* TASK *
In total, how many lines of the data contain the word "true"? Only that number is wanted.

----

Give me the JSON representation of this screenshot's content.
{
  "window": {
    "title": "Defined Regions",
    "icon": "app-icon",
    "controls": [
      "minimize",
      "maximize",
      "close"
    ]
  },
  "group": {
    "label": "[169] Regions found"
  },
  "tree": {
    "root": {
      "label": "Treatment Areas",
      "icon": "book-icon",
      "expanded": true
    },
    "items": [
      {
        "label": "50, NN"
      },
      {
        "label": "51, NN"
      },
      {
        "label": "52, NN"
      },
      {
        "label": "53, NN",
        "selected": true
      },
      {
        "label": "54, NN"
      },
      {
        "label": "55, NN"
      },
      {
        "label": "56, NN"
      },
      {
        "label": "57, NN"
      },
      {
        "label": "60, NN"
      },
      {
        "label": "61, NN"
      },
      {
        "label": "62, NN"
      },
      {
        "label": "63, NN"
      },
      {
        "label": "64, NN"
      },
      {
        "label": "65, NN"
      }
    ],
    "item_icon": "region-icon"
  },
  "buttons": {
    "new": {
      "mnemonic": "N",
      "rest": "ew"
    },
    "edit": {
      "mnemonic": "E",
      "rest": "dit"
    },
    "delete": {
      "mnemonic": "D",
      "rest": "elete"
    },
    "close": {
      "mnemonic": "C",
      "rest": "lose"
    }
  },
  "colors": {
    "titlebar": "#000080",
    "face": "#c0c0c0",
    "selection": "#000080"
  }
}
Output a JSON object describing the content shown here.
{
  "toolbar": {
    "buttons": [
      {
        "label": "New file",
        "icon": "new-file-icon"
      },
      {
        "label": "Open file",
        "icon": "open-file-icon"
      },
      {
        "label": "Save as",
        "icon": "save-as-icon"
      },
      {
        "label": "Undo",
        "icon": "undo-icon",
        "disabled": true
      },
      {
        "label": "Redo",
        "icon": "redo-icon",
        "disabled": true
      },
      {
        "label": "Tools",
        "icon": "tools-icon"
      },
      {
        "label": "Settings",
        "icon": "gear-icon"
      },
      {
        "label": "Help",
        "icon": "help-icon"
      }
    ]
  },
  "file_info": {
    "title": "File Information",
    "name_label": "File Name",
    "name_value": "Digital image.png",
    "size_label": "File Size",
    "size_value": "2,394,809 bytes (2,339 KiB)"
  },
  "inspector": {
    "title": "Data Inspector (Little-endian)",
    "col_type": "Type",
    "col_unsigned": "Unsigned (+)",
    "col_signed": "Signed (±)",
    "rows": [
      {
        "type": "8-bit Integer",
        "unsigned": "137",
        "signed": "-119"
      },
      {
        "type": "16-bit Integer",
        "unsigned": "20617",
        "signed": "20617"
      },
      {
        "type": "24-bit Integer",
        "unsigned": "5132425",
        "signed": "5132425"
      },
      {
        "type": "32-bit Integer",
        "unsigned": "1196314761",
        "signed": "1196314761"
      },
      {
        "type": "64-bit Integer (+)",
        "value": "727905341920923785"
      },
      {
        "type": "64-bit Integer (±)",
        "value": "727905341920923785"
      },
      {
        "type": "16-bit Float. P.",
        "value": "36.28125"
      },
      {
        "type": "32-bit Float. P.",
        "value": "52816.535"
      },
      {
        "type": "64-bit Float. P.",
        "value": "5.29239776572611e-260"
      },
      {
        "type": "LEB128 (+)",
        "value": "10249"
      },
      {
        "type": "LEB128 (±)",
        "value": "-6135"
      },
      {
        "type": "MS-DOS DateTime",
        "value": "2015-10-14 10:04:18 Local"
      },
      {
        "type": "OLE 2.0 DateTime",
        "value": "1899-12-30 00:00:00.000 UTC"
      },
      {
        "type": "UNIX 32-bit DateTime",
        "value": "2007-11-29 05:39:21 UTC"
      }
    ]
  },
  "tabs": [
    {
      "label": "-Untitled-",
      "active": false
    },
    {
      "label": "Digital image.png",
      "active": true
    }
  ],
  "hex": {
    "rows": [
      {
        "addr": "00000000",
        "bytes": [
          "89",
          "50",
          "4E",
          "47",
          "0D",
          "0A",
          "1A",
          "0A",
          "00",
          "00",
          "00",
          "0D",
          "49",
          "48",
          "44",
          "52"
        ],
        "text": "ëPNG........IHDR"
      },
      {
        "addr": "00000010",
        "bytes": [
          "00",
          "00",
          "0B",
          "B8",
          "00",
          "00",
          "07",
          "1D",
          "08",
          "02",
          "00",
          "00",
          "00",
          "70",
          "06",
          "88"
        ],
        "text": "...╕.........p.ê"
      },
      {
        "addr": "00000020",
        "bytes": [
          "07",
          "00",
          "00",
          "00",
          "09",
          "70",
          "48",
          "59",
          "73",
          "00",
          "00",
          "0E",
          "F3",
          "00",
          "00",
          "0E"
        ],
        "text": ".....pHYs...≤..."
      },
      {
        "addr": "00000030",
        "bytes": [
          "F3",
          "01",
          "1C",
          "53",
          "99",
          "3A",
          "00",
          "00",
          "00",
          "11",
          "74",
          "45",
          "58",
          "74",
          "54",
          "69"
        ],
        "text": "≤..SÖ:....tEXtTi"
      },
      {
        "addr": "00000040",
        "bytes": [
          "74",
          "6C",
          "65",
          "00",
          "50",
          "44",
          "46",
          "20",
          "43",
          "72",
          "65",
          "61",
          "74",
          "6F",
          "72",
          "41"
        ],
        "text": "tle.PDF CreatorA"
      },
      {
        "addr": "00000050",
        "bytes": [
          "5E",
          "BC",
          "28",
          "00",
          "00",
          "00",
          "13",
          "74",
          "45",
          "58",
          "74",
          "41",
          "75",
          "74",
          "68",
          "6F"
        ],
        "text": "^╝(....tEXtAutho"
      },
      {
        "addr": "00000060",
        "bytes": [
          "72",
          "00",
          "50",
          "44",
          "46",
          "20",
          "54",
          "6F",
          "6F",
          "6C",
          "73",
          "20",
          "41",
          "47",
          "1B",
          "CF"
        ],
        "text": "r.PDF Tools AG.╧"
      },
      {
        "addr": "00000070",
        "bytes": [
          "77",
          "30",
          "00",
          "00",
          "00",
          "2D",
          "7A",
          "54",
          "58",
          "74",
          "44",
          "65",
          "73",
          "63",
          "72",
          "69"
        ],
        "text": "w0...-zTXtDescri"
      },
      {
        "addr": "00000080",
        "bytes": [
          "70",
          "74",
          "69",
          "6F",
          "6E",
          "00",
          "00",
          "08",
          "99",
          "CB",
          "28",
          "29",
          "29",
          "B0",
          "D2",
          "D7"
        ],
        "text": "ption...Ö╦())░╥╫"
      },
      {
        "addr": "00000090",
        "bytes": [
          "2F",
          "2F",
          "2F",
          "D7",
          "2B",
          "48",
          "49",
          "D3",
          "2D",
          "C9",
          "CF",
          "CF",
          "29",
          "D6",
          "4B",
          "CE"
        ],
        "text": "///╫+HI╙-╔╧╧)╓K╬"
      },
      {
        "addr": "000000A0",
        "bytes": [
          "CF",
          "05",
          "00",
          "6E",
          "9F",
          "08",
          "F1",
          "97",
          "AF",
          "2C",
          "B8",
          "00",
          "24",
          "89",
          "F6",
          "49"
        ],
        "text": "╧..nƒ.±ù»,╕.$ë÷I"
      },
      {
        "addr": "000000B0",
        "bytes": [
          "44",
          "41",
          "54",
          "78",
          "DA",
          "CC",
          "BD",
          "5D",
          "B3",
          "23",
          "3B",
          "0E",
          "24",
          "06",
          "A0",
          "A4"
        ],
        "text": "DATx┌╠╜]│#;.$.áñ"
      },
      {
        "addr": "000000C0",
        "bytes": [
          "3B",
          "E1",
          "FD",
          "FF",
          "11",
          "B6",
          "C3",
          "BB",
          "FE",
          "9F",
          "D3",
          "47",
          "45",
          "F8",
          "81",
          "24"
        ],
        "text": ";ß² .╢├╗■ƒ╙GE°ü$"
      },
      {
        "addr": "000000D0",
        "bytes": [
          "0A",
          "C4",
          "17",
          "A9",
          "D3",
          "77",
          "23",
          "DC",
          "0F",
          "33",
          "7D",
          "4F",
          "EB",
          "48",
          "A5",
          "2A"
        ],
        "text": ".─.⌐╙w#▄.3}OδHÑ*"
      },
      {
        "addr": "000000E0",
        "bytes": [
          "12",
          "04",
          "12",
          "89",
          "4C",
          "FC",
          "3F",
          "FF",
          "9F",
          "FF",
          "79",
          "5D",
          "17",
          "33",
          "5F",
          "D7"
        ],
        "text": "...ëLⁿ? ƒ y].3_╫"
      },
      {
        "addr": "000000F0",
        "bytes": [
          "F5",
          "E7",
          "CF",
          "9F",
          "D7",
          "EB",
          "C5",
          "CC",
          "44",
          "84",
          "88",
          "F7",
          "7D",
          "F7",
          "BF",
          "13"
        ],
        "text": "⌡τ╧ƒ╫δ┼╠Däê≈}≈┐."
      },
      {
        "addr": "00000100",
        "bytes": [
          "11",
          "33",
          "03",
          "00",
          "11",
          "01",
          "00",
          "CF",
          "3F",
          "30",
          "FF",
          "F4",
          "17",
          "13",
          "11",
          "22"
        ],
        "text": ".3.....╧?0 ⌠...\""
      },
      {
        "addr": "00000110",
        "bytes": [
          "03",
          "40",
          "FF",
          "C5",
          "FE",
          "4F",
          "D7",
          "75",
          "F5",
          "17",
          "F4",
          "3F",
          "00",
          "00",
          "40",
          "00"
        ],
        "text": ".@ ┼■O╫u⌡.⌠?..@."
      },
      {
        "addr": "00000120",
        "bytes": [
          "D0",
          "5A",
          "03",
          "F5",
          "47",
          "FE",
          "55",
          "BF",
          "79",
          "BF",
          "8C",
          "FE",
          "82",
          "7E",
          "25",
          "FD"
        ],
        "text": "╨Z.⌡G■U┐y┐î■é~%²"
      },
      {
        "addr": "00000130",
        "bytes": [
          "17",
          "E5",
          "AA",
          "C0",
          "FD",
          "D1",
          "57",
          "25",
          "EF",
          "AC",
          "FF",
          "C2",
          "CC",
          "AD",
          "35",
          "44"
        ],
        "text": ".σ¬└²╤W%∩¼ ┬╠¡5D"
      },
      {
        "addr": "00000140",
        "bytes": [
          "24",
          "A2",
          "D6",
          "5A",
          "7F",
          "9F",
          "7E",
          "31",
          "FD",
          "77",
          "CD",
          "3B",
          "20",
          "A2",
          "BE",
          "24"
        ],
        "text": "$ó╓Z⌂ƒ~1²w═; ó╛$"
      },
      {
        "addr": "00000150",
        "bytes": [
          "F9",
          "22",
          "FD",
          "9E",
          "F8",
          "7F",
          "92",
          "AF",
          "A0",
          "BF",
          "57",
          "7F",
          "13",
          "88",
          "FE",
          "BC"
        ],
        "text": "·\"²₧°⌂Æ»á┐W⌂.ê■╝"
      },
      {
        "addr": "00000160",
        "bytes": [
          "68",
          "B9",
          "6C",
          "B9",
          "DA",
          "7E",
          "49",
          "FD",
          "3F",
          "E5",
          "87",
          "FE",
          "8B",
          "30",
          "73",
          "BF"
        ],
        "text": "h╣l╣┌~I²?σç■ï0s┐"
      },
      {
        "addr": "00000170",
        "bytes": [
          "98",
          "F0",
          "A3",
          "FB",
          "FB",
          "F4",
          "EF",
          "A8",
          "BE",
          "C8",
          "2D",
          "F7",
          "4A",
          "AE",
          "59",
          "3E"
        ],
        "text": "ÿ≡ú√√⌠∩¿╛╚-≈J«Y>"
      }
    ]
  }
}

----

* WRITTEN SOLUTION *
5